Records from a collection
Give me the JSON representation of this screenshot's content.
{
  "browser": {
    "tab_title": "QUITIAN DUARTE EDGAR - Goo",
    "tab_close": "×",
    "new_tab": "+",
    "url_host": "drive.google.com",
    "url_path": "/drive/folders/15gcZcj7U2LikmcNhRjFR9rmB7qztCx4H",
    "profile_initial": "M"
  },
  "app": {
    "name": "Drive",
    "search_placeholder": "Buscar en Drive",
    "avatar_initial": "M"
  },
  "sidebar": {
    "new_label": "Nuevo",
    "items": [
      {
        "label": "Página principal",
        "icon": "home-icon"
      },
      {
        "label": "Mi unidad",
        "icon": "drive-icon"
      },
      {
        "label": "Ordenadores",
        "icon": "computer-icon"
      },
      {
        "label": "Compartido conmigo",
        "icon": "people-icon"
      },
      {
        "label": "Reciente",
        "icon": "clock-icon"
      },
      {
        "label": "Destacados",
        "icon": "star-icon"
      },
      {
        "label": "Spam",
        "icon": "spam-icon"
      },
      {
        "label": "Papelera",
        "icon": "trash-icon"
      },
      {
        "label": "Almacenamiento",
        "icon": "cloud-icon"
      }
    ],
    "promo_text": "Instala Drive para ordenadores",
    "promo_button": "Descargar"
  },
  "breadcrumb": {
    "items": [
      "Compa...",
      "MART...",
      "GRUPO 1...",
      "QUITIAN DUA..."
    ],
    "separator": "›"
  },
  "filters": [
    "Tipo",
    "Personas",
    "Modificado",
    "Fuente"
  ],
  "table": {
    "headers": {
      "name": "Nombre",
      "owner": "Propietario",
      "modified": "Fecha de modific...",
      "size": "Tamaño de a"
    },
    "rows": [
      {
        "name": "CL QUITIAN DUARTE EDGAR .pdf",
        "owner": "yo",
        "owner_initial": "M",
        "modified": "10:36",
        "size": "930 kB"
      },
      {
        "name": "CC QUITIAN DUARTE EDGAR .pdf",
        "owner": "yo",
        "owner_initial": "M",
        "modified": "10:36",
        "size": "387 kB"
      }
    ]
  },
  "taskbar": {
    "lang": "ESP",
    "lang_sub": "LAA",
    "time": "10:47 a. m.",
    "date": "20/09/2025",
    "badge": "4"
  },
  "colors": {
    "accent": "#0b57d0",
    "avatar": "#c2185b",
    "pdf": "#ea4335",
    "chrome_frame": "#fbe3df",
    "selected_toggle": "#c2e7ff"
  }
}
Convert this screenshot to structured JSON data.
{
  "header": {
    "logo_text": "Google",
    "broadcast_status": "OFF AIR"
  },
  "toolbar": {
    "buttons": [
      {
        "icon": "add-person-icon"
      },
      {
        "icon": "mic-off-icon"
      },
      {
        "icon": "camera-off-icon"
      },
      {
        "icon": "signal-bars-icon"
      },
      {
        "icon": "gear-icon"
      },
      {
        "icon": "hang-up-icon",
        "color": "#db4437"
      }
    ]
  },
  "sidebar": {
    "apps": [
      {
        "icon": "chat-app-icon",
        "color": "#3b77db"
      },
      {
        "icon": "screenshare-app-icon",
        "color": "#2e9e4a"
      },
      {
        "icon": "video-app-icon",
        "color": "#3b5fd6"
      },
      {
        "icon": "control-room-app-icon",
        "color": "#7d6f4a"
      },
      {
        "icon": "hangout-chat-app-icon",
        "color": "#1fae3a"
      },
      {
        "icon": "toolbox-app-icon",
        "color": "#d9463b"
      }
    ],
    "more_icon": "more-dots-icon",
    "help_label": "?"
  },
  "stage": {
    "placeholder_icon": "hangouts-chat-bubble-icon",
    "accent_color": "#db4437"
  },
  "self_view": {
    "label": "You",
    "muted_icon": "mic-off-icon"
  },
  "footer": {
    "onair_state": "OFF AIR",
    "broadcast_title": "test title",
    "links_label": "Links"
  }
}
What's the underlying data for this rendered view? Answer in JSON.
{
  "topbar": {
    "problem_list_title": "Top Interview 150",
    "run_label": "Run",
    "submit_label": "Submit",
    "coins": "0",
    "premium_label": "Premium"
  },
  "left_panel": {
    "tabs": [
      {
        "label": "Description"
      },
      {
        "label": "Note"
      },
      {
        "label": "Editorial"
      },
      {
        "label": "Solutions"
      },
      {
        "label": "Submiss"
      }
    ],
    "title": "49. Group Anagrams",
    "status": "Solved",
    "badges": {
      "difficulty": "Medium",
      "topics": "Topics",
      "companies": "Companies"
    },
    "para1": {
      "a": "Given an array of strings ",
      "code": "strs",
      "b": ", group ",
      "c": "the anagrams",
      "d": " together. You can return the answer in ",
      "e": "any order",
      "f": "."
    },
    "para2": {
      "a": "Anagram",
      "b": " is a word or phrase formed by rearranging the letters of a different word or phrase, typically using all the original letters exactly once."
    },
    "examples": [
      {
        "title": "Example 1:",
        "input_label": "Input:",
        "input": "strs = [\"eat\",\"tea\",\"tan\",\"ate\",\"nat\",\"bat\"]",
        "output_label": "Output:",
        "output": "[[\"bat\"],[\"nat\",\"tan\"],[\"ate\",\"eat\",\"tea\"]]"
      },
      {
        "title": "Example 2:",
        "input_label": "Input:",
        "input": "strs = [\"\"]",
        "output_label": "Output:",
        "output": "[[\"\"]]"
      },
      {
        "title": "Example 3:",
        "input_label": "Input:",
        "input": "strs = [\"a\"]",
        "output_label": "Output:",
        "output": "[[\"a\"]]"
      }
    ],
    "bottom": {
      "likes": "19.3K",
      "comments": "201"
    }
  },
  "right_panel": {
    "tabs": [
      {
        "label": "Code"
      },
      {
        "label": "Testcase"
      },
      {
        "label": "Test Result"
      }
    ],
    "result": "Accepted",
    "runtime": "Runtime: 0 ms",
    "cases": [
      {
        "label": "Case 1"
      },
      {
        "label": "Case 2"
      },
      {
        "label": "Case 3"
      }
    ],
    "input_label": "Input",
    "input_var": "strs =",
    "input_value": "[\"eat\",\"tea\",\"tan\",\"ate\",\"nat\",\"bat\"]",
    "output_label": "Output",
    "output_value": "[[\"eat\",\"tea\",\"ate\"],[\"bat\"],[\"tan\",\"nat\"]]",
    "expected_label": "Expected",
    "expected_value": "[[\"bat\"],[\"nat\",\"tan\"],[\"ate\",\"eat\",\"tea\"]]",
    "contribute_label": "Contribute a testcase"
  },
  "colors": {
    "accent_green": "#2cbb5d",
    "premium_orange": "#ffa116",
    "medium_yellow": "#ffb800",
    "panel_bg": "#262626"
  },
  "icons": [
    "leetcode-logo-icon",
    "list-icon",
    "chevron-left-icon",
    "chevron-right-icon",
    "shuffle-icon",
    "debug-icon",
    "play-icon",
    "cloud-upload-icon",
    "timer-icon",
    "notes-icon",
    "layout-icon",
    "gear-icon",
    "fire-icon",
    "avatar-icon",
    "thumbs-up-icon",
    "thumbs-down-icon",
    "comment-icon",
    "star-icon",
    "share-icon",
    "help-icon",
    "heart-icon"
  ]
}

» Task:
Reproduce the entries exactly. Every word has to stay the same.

» Expected answer:
Give me the JSON representation of this screenshot's content.
{
  "browser": {
    "tab_title": "QUITIAN DUARTE EDGAR - Goo",
    "tab_close": "×",
    "new_tab": "+",
    "url_host": "drive.google.com",
    "url_path": "/drive/folders/15gcZcj7U2LikmcNhRjFR9rmB7qztCx4H",
    "profile_initial": "M"
  },
  "app": {
    "name": "Drive",
    "search_placeholder": "Buscar en Drive",
    "avatar_initial": "M"
  },
  "sidebar": {
    "new_label": "Nuevo",
    "items": [
      {
        "label": "Página principal",
        "icon": "home-icon"
      },
      {
        "label": "Mi unidad",
        "icon": "drive-icon"
      },
      {
        "label": "Ordenadores",
        "icon": "computer-icon"
      },
      {
        "label": "Compartido conmigo",
        "icon": "people-icon"
      },
      {
        "label": "Reciente",
        "icon": "clock-icon"
      },
      {
        "label": "Destacados",
        "icon": "star-icon"
      },
      {
        "label": "Spam",
        "icon": "spam-icon"
      },
      {
        "label": "Papelera",
        "icon": "trash-icon"
      },
      {
        "label": "Almacenamiento",
        "icon": "cloud-icon"
      }
    ],
    "promo_text": "Instala Drive para ordenadores",
    "promo_button": "Descargar"
  },
  "breadcrumb": {
    "items": [
      "Compa...",
      "MART...",
      "GRUPO 1...",
      "QUITIAN DUA..."
    ],
    "separator": "›"
  },
  "filters": [
    "Tipo",
    "Personas",
    "Modificado",
    "Fuente"
  ],
  "table": {
    "headers": {
      "name": "Nombre",
      "owner": "Propietario",
      "modified": "Fecha de modific...",
      "size": "Tamaño de a"
    },
    "rows": [
      {
        "name": "CL QUITIAN DUARTE EDGAR .pdf",
        "owner": "yo",
        "owner_initial": "M",
        "modified": "10:36",
        "size": "930 kB"
      },
      {
        "name": "CC QUITIAN DUARTE EDGAR .pdf",
        "owner": "yo",
        "owner_initial": "M",
        "modified": "10:36",
        "size": "387 kB"
      }
    ]
  },
  "taskbar": {
    "lang": "ESP",
    "lang_sub": "LAA",
    "time": "10:47 a. m.",
    "date": "20/09/2025",
    "badge": "4"
  },
  "colors": {
    "accent": "#0b57d0",
    "avatar": "#c2185b",
    "pdf": "#ea4335",
    "chrome_frame": "#fbe3df",
    "selected_toggle": "#c2e7ff"
  }
}
Convert this screenshot to structured JSON data.
{
  "header": {
    "logo_text": "Google",
    "broadcast_status": "OFF AIR"
  },
  "toolbar": {
    "buttons": [
      {
        "icon": "add-person-icon"
      },
      {
        "icon": "mic-off-icon"
      },
      {
        "icon": "camera-off-icon"
      },
      {
        "icon": "signal-bars-icon"
      },
      {
        "icon": "gear-icon"
      },
      {
        "icon": "hang-up-icon",
        "color": "#db4437"
      }
    ]
  },
  "sidebar": {
    "apps": [
      {
        "icon": "chat-app-icon",
        "color": "#3b77db"
      },
      {
        "icon": "screenshare-app-icon",
        "color": "#2e9e4a"
      },
      {
        "icon": "video-app-icon",
        "color": "#3b5fd6"
      },
      {
        "icon": "control-room-app-icon",
        "color": "#7d6f4a"
      },
      {
        "icon": "hangout-chat-app-icon",
        "color": "#1fae3a"
      },
      {
        "icon": "toolbox-app-icon",
        "color": "#d9463b"
      }
    ],
    "more_icon": "more-dots-icon",
    "help_label": "?"
  },
  "stage": {
    "placeholder_icon": "hangouts-chat-bubble-icon",
    "accent_color": "#db4437"
  },
  "self_view": {
    "label": "You",
    "muted_icon": "mic-off-icon"
  },
  "footer": {
    "onair_state": "OFF AIR",
    "broadcast_title": "test title",
    "links_label": "Links"
  }
}
What's the underlying data for this rendered view? Answer in JSON.
{
  "topbar": {
    "problem_list_title": "Top Interview 150",
    "run_label": "Run",
    "submit_label": "Submit",
    "coins": "0",
    "premium_label": "Premium"
  },
  "left_panel": {
    "tabs": [
      {
        "label": "Description"
      },
      {
        "label": "Note"
      },
      {
        "label": "Editorial"
      },
      {
        "label": "Solutions"
      },
      {
        "label": "Submiss"
      }
    ],
    "title": "49. Group Anagrams",
    "status": "Solved",
    "badges": {
      "difficulty": "Medium",
      "topics": "Topics",
      "companies": "Companies"
    },
    "para1": {
      "a": "Given an array of strings ",
      "code": "strs",
      "b": ", group ",
      "c": "the anagrams",
      "d": " together. You can return the answer in ",
      "e": "any order",
      "f": "."
    },
    "para2": {
      "a": "Anagram",
      "b": " is a word or phrase formed by rearranging the letters of a different word or phrase, typically using all the original letters exactly once."
    },
    "examples": [
      {
        "title": "Example 1:",
        "input_label": "Input:",
        "input": "strs = [\"eat\",\"tea\",\"tan\",\"ate\",\"nat\",\"bat\"]",
        "output_label": "Output:",
        "output": "[[\"bat\"],[\"nat\",\"tan\"],[\"ate\",\"eat\",\"tea\"]]"
      },
      {
        "title": "Example 2:",
        "input_label": "Input:",
        "input": "strs = [\"\"]",
        "output_label": "Output:",
        "output": "[[\"\"]]"
      },
      {
        "title": "Example 3:",
        "input_label": "Input:",
        "input": "strs = [\"a\"]",
        "output_label": "Output:",
        "output": "[[\"a\"]]"
      }
    ],
    "bottom": {
      "likes": "19.3K",
      "comments": "201"
    }
  },
  "right_panel": {
    "tabs": [
      {
        "label": "Code"
      },
      {
        "label": "Testcase"
      },
      {
        "label": "Test Result"
      }
    ],
    "result": "Accepted",
    "runtime": "Runtime: 0 ms",
    "cases": [
      {
        "label": "Case 1"
      },
      {
        "label": "Case 2"
      },
      {
        "label": "Case 3"
      }
    ],
    "input_label": "Input",
    "input_var": "strs =",
    "input_value": "[\"eat\",\"tea\",\"tan\",\"ate\",\"nat\",\"bat\"]",
    "output_label": "Output",
    "output_value": "[[\"eat\",\"tea\",\"ate\"],[\"bat\"],[\"tan\",\"nat\"]]",
    "expected_label": "Expected",
    "expected_value": "[[\"bat\"],[\"nat\",\"tan\"],[\"ate\",\"eat\",\"tea\"]]",
    "contribute_label": "Contribute a testcase"
  },
  "colors": {
    "accent_green": "#2cbb5d",
    "premium_orange": "#ffa116",
    "medium_yellow": "#ffb800",
    "panel_bg": "#262626"
  },
  "icons": [
    "leetcode-logo-icon",
    "list-icon",
    "chevron-left-icon",
    "chevron-right-icon",
    "shuffle-icon",
    "debug-icon",
    "play-icon",
    "cloud-upload-icon",
    "timer-icon",
    "notes-icon",
    "layout-icon",
    "gear-icon",
    "fire-icon",
    "avatar-icon",
    "thumbs-up-icon",
    "thumbs-down-icon",
    "comment-icon",
    "star-icon",
    "share-icon",
    "help-icon",
    "heart-icon"
  ]
}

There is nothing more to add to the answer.